Right-hander Dave Wickersham pitched for 10 years in Major League Baseball, and half of that time was spent in Kansas City — with two different franchises.
Wickersham pitched four years with the A’s, then left Kansas City. But he returned to joined the inaugural Royals team in 1969. Wickersham, who was one of only four players to appear in a game with both MLB franchises in Kansas City, died over the weekend, the Royals announced.
The A’s selected Wickersham in the minor league draft following the 1959 season, and he appeared in five games for Kansas City the following year, picking up two saves.
Wickersham pitched in relief in 1961, then had a starter/reliever role in 1962 and won 11 games despite missing 2 1/2 months because of broken ribs, according to the Once Upon A Knight blog.
The following year, Wickersham started 34 games for the A’s and had a 12-15 record with 4.09 ERA and one shutout. He was traded to the Tigers as part of a five-player deal after the season.
Dave Wickersham, who pitched for our inaugural team in 1969, passed away this weekend. We send our condolences to his children Carey, Davey, Mandy, and Matthew, and all who loved him. pic.twitter.com/3YAIY7vGhM
— Kansas City Royals (@Royals) June 20, 2022

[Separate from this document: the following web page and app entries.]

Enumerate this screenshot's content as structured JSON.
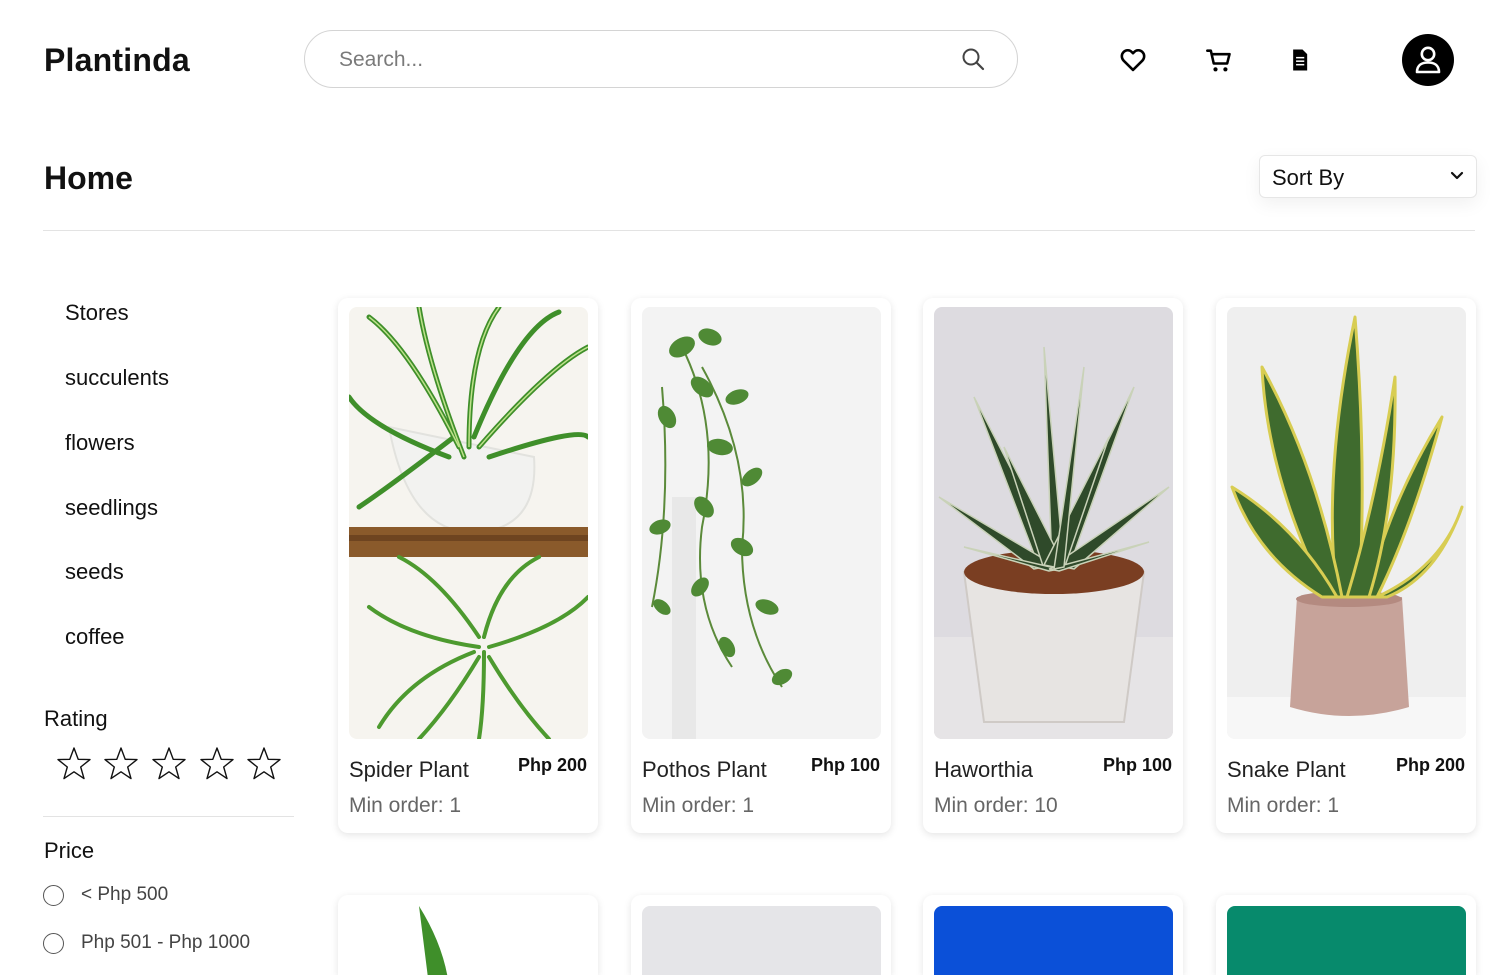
{
  "header": {
    "brand": "Plantinda",
    "search": {
      "placeholder": "Search..."
    },
    "icons": [
      "heart-icon",
      "cart-icon",
      "orders-icon",
      "user-icon"
    ]
  },
  "page": {
    "title": "Home",
    "sort_label": "Sort By"
  },
  "sidebar": {
    "categories": [
      "Stores",
      "succulents",
      "flowers",
      "seedlings",
      "seeds",
      "coffee"
    ],
    "rating_label": "Rating",
    "rating_value": 0,
    "rating_max": 5,
    "price_label": "Price",
    "price_options": [
      "< Php 500",
      "Php 501 - Php 1000"
    ]
  },
  "products": [
    {
      "name": "Spider Plant",
      "price": "Php 200",
      "min_order": "Min order: 1"
    },
    {
      "name": "Pothos Plant",
      "price": "Php 100",
      "min_order": "Min order: 1"
    },
    {
      "name": "Haworthia",
      "price": "Php 100",
      "min_order": "Min order: 10"
    },
    {
      "name": "Snake Plant",
      "price": "Php 200",
      "min_order": "Min order: 1"
    }
  ],
  "colors": {
    "accent": "#000000",
    "card_blue": "#0b50d8",
    "card_green": "#078a6c"
  }
}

Wickersham had his best season in the majors with the Tigers in 1964, going 19-12 with a 3.44 ERA. He missed out on a 20-win season in agonizing fashion in his final start.
The Tigers were tied 1-1 in the seventh inning at Yankee Stadium, but New York had runners on first and second with two outs. Phil Linz bunted toward Detroit first baseman Norm Cash, who bobbled the ball but secured it as he stood on the bag, as Vintage Detroit recalled.
First base umpire Bill Valentine called Linz safe, and Cash followed Valentine down the right-field line, arguing the decision. The runner on second scored, and Wickersham pleaded for play to stop, only to have Valentine eject him.
As The Star reported in 2004, Valentine realized days later that Wickersham was chasing a milestone that day.
“I didn’t know he was going for his 20th win until later on,” Valentine told The Star. “Once I heard it, that’s the one decision that had always been in my mind. That’s the only thing I’ve regretted from my career.
“He was a good pitcher and one of the nicest guys in baseball.”
In 2004, Wickersham wrote a letter to Valentine saying he’d gotten the call right.
“I wanted to make sure that he knew that I didn’t blame him (for not getting 20 wins),” Wickersham said at the time. “I wanted him to know that I forgave him, if he felt he needed it.”
Wickersham pitched for the Tigers three more seasons before being traded to the Pirates before the 1968 season. The Royals purchased his contract in October of that year and he was on the opening day roster for their inaugural 1969 season.
The Royals beat the Twins 4-3 in 12 innings in their very first game and Wickersham threw five innings of shutout relief. He appeared in 34 games for the Royals in 1969, which was his final year in Major League Baseball.